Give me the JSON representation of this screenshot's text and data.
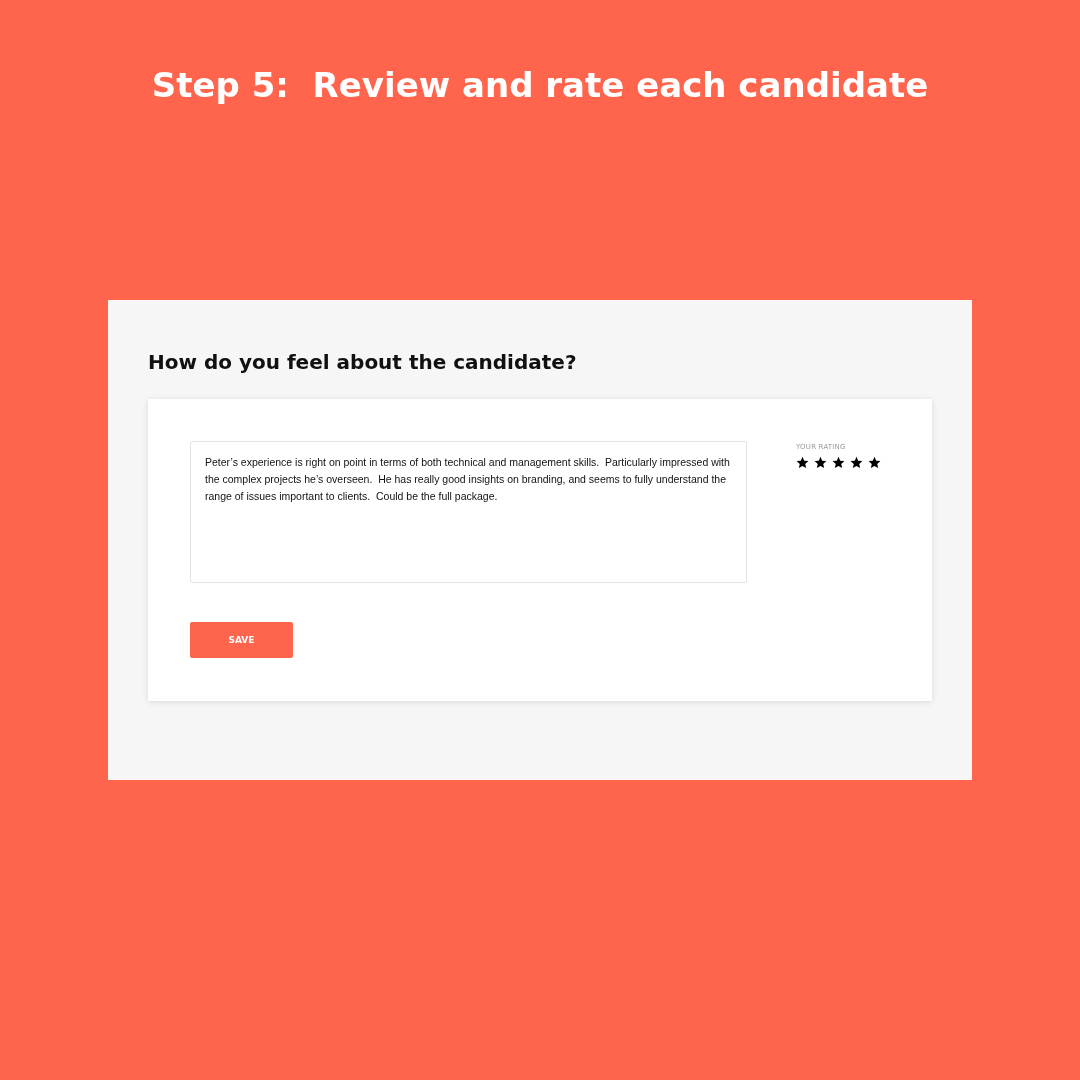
{
  "headline": "Step 5:  Review and rate each candidate",
  "panel": {
    "heading": "How do you feel about the candidate?",
    "review": {
      "value": "Peter’s experience is right on point in terms of both technical and management skills.  Particularly impressed with the complex projects he’s overseen.  He has really good insights on branding, and seems to fully understand the range of issues important to clients.  Could be the full package."
    },
    "rating": {
      "label": "YOUR RATING",
      "stars": 5
    },
    "save_button": "SAVE"
  }
}
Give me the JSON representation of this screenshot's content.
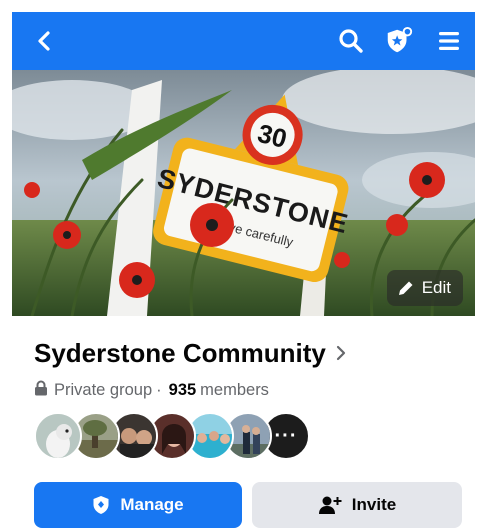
{
  "colors": {
    "topbar": "#1877f2",
    "primary_button": "#1877f2",
    "secondary_button": "#e4e6eb",
    "text_primary": "#050505",
    "text_secondary": "#65676b"
  },
  "topbar": {
    "icons": [
      "back-arrow-icon",
      "search-icon",
      "shield-star-icon",
      "menu-icon"
    ]
  },
  "cover": {
    "sign_speed": "30",
    "sign_name": "SYDERSTONE",
    "sign_subtext": "se drive carefully",
    "edit_label": "Edit"
  },
  "group": {
    "name": "Syderstone Community",
    "privacy": "Private group",
    "separator": "·",
    "member_count": "935",
    "member_label": "members"
  },
  "members_preview": {
    "count_shown": 7,
    "more_label": "···"
  },
  "actions": {
    "manage_label": "Manage",
    "invite_label": "Invite"
  }
}
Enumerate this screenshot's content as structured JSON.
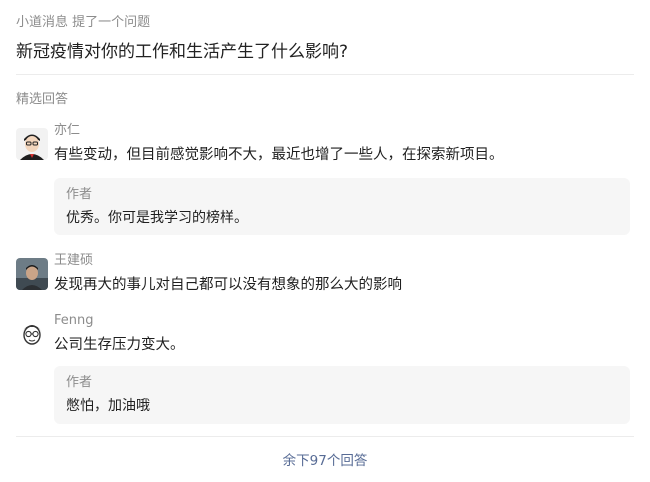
{
  "header": {
    "author": "小道消息",
    "action": "提了一个问题",
    "question": "新冠疫情对你的工作和生活产生了什么影响?"
  },
  "section_label": "精选回答",
  "answers": [
    {
      "name": "亦仁",
      "text": "有些变动，但目前感觉影响不大，最近也增了一些人，在探索新项目。",
      "reply": {
        "label": "作者",
        "text": "优秀。你可是我学习的榜样。"
      }
    },
    {
      "name": "王建硕",
      "text": "发现再大的事儿对自己都可以没有想象的那么大的影响"
    },
    {
      "name": "Fenng",
      "text": "公司生存压力变大。",
      "reply": {
        "label": "作者",
        "text": "憋怕，加油哦"
      }
    }
  ],
  "more_link": "余下97个回答",
  "colors": {
    "link": "#576b95",
    "muted": "#8c8c8c",
    "reply_bg": "#f6f6f6"
  },
  "icons": [
    "avatar-yiren",
    "avatar-wangjianshuo",
    "avatar-fenng"
  ]
}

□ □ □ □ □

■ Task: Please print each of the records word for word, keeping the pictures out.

■ Reply:
Give me the JSON representation of this screenshot's text and data.
{
  "headline": "Step 5:  Review and rate each candidate",
  "panel": {
    "heading": "How do you feel about the candidate?",
    "review": {
      "value": "Peter’s experience is right on point in terms of both technical and management skills.  Particularly impressed with the complex projects he’s overseen.  He has really good insights on branding, and seems to fully understand the range of issues important to clients.  Could be the full package."
    },
    "rating": {
      "label": "YOUR RATING",
      "stars": 5
    },
    "save_button": "SAVE"
  }
}
Give me the JSON representation of this screenshot's content.
{
  "colors": {
    "topbar": "#1877f2",
    "primary_button": "#1877f2",
    "secondary_button": "#e4e6eb",
    "text_primary": "#050505",
    "text_secondary": "#65676b"
  },
  "topbar": {
    "icons": [
      "back-arrow-icon",
      "search-icon",
      "shield-star-icon",
      "menu-icon"
    ]
  },
  "cover": {
    "sign_speed": "30",
    "sign_name": "SYDERSTONE",
    "sign_subtext": "se drive carefully",
    "edit_label": "Edit"
  },
  "group": {
    "name": "Syderstone Community",
    "privacy": "Private group",
    "separator": "·",
    "member_count": "935",
    "member_label": "members"
  },
  "members_preview": {
    "count_shown": 7,
    "more_label": "···"
  },
  "actions": {
    "manage_label": "Manage",
    "invite_label": "Invite"
  }
}
Enumerate this screenshot's content as structured JSON.
{
  "header": {
    "author": "小道消息",
    "action": "提了一个问题",
    "question": "新冠疫情对你的工作和生活产生了什么影响?"
  },
  "section_label": "精选回答",
  "answers": [
    {
      "name": "亦仁",
      "text": "有些变动，但目前感觉影响不大，最近也增了一些人，在探索新项目。",
      "reply": {
        "label": "作者",
        "text": "优秀。你可是我学习的榜样。"
      }
    },
    {
      "name": "王建硕",
      "text": "发现再大的事儿对自己都可以没有想象的那么大的影响"
    },
    {
      "name": "Fenng",
      "text": "公司生存压力变大。",
      "reply": {
        "label": "作者",
        "text": "憋怕，加油哦"
      }
    }
  ],
  "more_link": "余下97个回答",
  "colors": {
    "link": "#576b95",
    "muted": "#8c8c8c",
    "reply_bg": "#f6f6f6"
  },
  "icons": [
    "avatar-yiren",
    "avatar-wangjianshuo",
    "avatar-fenng"
  ]
}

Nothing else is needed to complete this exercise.